If you can loop a patient’s provider into the enrollment process, you can dramatically improve your success with DM enrollment, according to Ray Fabius, MD, president of Chadds Ford, PA–based CHD Meridian Healthcare, which operates more than 215 worksite-based healthcare centers. In a recently published study coauthored by Fabius, investigators found that this approach resulted in a 76% enrollment rate as compared to the typical rate of 25% that is achieved through conventional enrollment methods.1
The study involved nearly 2,000 Goodyear Tire & Rubber Company employees and their dependents, who were identified through informatics as good candidates to participate in a DM program focused on improving control of diabetes, hypertension, and CAD. “After we stratified the worthy population to engage in a DM program, we actually reviewed the list with the trusted clinician[s] at the workplace so that they also could have some input on patients who might be missing, or patients who may have been rated lower or higher than they should be through our informatics process,” says Fabius. “Then we looked at [the clinicians’] schedule of appointments. Any patients who we were interested in inviting to participate in our integrated DM program—who were scheduled to have an appointment within the next 60 days—were flagged to be introduced to the program and invited to participate during the actual visit.”
Targeted patients who did not already have scheduled visits received an outbound call from one of the clinicians at the health center. Whenever possible, he notes that the call was made by a clinician who had already established a relationship with the patient.
In either case, once a patient agreed to participate in the DM program, a member of the DM telephonic team initiated an outbound call to the individual to get him or her started. However, Fabius emphasizes that investigators did not consider patients true participants until they completed a telephonic assessment, which is part of the DM program.
Approach affects engagement and retention
The approach was not only successful at engaging participants in DM. In a second evaluation that will be published soon, data will show that after several months, engagement in the CHD Meridian program fell by just 6%. Additionally, Fabius anticipates that outcomes data resulting from the active engagement in DM will be positive as well. “As you might expect, the cohort of patients who agreed to participate in the program were in general more expensive to the employer than the patients who elected not to participate, but over the study period, those two cohorts switched,” he says. “The cohort that has been participating in our integrated DM program has, on average, become less expensive than the cohort that decided not to participate.”
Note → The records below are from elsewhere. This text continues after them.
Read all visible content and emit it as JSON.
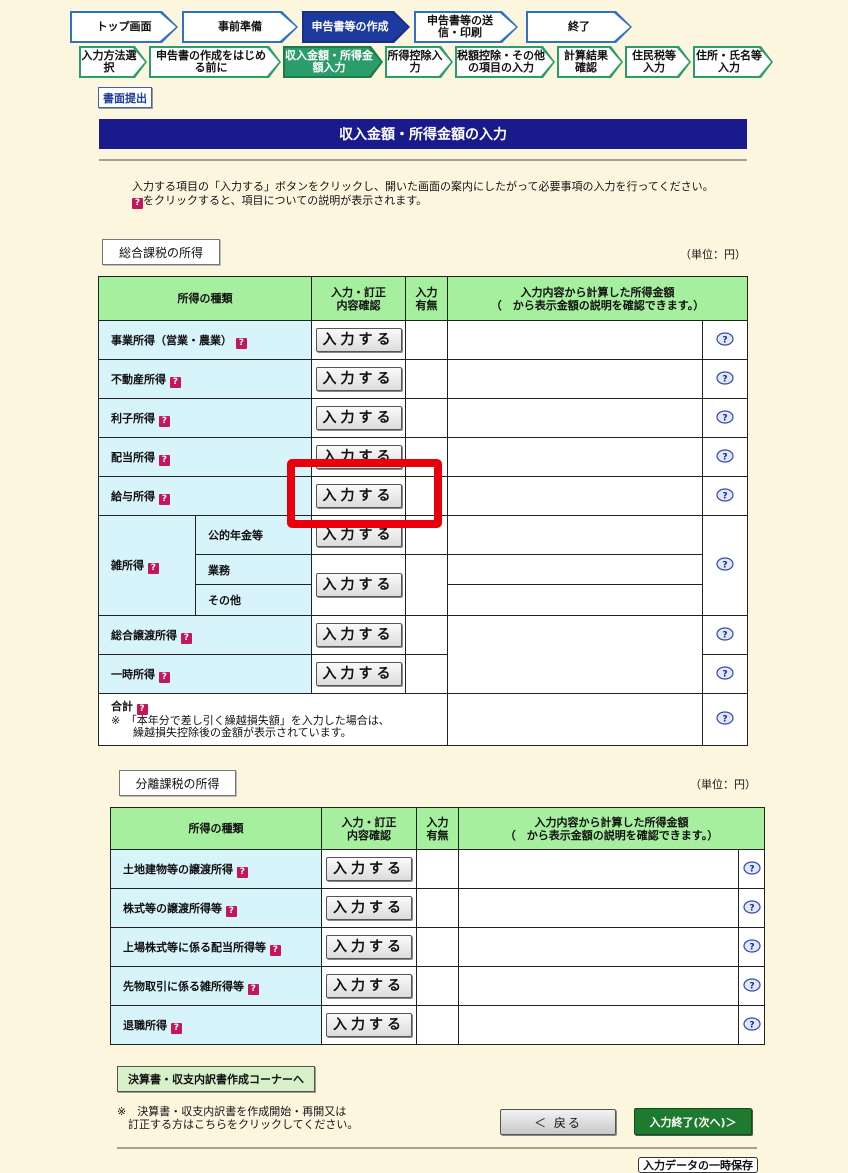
{
  "top_steps": [
    "トップ画面",
    "事前準備",
    "申告書等の作成",
    "申告書等の送信・印刷",
    "終了"
  ],
  "sub_steps": [
    "入力方法選択",
    "申告書の作成をはじめる前に",
    "収入金額・所得金額入力",
    "所得控除入力",
    "税額控除・その他の項目の入力",
    "計算結果確認",
    "住民税等入力",
    "住所・氏名等入力"
  ],
  "document_submit_label": "書面提出",
  "page_title": "収入金額・所得金額の入力",
  "instructions": {
    "line1": "入力する項目の「入力する」ボタンをクリックし、開いた画面の案内にしたがって必要事項の入力を行ってください。",
    "line2": "をクリックすると、項目についての説明が表示されます。"
  },
  "unit_label": "（単位：円）",
  "table_headers": {
    "kind": "所得の種類",
    "confirm": "入力・訂正\n内容確認",
    "has_input": "入力\n有無",
    "amount": "入力内容から計算した所得金額",
    "amount_note": "（　から表示金額の説明を確認できます。）"
  },
  "input_button_label": "入力する",
  "sogo": {
    "section_label": "総合課税の所得",
    "rows": [
      "事業所得（営業・農業）",
      "不動産所得",
      "利子所得",
      "配当所得",
      "給与所得"
    ],
    "misc_label": "雑所得",
    "misc_subrows": [
      "公的年金等",
      "業務",
      "その他"
    ],
    "rows_after": [
      "総合譲渡所得",
      "一時所得"
    ],
    "total_label": "合計",
    "total_note": "※　「本年分で差し引く繰越損失額」を入力した場合は、\n　　繰越損失控除後の金額が表示されています。"
  },
  "bunri": {
    "section_label": "分離課税の所得",
    "rows": [
      "土地建物等の譲渡所得",
      "株式等の譲渡所得等",
      "上場株式等に係る配当所得等",
      "先物取引に係る雑所得等",
      "退職所得"
    ]
  },
  "footer": {
    "statement_button": "決算書・収支内訳書作成コーナーへ",
    "note": "※　決算書・収支内訳書を作成開始・再開又は\n　訂正する方はこちらをクリックしてください。",
    "back_button": "＜ 戻る",
    "next_button": "入力終了(次へ)＞",
    "save_button": "入力データの一時保存"
  },
  "colors": {
    "header_green": "#a5ef9e",
    "category_blue": "#d8f4fb",
    "title_navy": "#1a1a8c",
    "highlight_red": "#e8000c",
    "help_mark": "#c2185b"
  }
}
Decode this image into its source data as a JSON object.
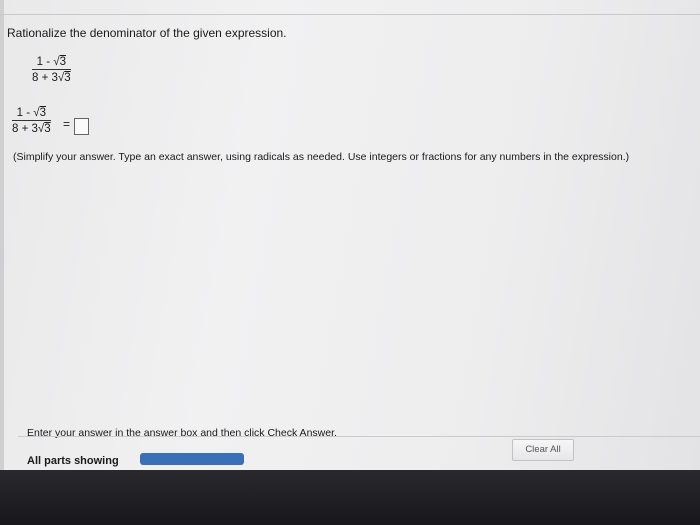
{
  "problem": {
    "instruction": "Rationalize the denominator of the given expression.",
    "expression": {
      "numerator_prefix": "1 - ",
      "numerator_radicand": "3",
      "denominator_prefix": "8 + 3",
      "denominator_radicand": "3"
    },
    "equals": "=",
    "answer_value": "",
    "hint": "(Simplify your answer. Type an exact answer, using radicals as needed. Use integers or fractions for any numbers in the expression.)"
  },
  "footer": {
    "message": "Enter your answer in the answer box and then click Check Answer.",
    "clear_all_label": "Clear All",
    "parts_label": "All parts showing",
    "progress": 1.0,
    "progress_color": "#3a70b8"
  }
}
Fabius acknowledges that by providing full-service, primary care at the worksite, the company may have advantages that traditional, off-site care services may not have. For example, all the physicians and ancillary staff members work for CHD Meridian and follow a single formulary and benefits plan.
Further, by practicing at the worksite, the clinicians have ample opportunity to establish strong relationships with their patients.
However, the healthy enrollment numbers produced by the approach suggest that engaging clinicians in the DM process early on can deliver important dividends.
“This has really been a challenge for DM programs,” he says. But to get around it, program developers went to great lengths to make sure clinicians understood the workings of the integrated DM program—even going so far as to introduce the clinicians to the group of telephonic care management nurses that would be working with them.
The message to clinicians was that there was a program available that could supplement what they do. “By sponsoring the value of the program to their patients, the engagement rate was really solidified,” Fabius adds.
1. Frazee S, Kirkpatrick P, Fabius R. “Disease Management Engagement Rates: Leveraging the Trusted Clinician.” Disease Management February 2007.